Meigs in 1813, carried messages to Ft. Stephenson at Sandusky, Ohio, and went
on to Canada with the American forces pursuing General Procter and Tecumseh

In his memoirs, Navarre states that he took part in the Battle of the Thames
and that he fought under COL Johnson's command at the battle. During the
battle COL Johnson had his horse killed under him and while he was down
Tecumseh sprang from behind a tree to tomahawk and scalp Johnson. Navarre
states ..."I saw an Indian powering upon my colonel and [I] fired with this
gun upon him [Tecumseh]. He fell and the war cry of Tecumseh was heard no
more..." (Peter Navarre, Memoirs, Manuscript Collection, Toledo-Lucas County
Public Library, Toledo, Ohio, n.d.).

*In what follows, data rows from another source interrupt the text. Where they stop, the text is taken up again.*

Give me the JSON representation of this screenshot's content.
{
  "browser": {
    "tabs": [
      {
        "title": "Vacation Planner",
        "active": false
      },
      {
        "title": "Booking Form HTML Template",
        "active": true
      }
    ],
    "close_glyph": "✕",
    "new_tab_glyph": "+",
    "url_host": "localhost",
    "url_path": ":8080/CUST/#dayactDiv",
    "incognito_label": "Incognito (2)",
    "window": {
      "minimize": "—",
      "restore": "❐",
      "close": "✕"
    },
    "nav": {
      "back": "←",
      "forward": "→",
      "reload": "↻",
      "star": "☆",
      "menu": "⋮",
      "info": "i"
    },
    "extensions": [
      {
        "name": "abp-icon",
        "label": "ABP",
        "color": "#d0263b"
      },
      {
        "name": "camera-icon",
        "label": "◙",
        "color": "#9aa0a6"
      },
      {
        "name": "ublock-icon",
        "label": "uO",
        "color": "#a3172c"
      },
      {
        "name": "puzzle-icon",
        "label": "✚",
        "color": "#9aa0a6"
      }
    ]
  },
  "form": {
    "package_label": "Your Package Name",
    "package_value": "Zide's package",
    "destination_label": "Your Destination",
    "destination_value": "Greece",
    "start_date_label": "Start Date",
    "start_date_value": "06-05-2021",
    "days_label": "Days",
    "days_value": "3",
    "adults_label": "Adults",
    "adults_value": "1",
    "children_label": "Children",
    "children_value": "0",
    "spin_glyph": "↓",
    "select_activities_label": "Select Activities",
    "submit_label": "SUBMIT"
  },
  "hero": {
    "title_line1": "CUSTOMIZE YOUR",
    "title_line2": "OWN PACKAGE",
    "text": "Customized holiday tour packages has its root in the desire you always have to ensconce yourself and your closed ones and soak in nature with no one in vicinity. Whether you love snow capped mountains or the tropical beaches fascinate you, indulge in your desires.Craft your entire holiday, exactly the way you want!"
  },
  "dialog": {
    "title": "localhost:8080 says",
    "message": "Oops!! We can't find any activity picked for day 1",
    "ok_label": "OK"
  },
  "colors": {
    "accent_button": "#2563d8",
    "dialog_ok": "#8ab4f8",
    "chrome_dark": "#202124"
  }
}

There are no corroborative accounts supporting Peter's claim. There is no
indication of this event (Peter killing Tecumseh) in the early written
accounts of the Maumee Valley where Peter resided. Nor are there any
suggestions in his interviews with Lyman C. Draper in 1863 and 1866. In
addition, it is known that Peter's memoirs were solicted for publication by
John Gunckel for his book "The Early History of the Maumee Valley" which was
published in 1902. This account by Gunckel appears in the Toledo News Bee
for August 22, 1922 entitled "How I Slew Tecumseh!" in honor of the
celebration and festivities of Peter Navarre Day on September 22, 1922 in
Toledo, Ohio. Peter in his account of the death of Tecumseh states that
Medard Labadie was with him during the battle, but Labadie's account mentions
nothing of Navrre killing Tecumseh or even that Navarre was at the battle
site. Labadie states that he was directed by General Harrison after the
battle to help search for Tecumseh's body. Upon returning from the place
where COL Johnson was killed, the Indian lying next to him and supposedly
shot by Navarre, was mutilated and disfigured in the face. Harrison who knew
Tecumseh well identified the mutilated remains as Tecumseh from a large scar
on the dead Indian's right thigh which Tecumseh had received from a severe
burn during childhood.

Further, Dennis Au has come upon some records in the National Archives that
are statements by the Narre Brothers who were also in service with Peter
during the War of 1812. One of these statements suggests that Peter was not
at The Battle of the Thames, but actually sick in Detroit when the battle
took place.

In summary, what we have are Navarre's memoirs written around 1866 at a time
when he was already a local, super hero and whose memoirs were solicited by a
local historian for publication in a book. No other accounts of the battle
substantiate Peter's claim to having killed Tecumseh nor do these accounts
even indicate that he was at the battle. Quite clearly what we have is a
memorial account altered through time in specific details of a particular
event that is simply false, but has become recorded as written fact in the
local history of the Maumme Valley in Ohio.

The point is we will never reconstruct the actual events that have become
recorded as written history, unless we go back to the primary sources for the
event and compare other sources or accounts for accuracy and then trace the
versions of the event through time to determine whatis original and what is
added to the story.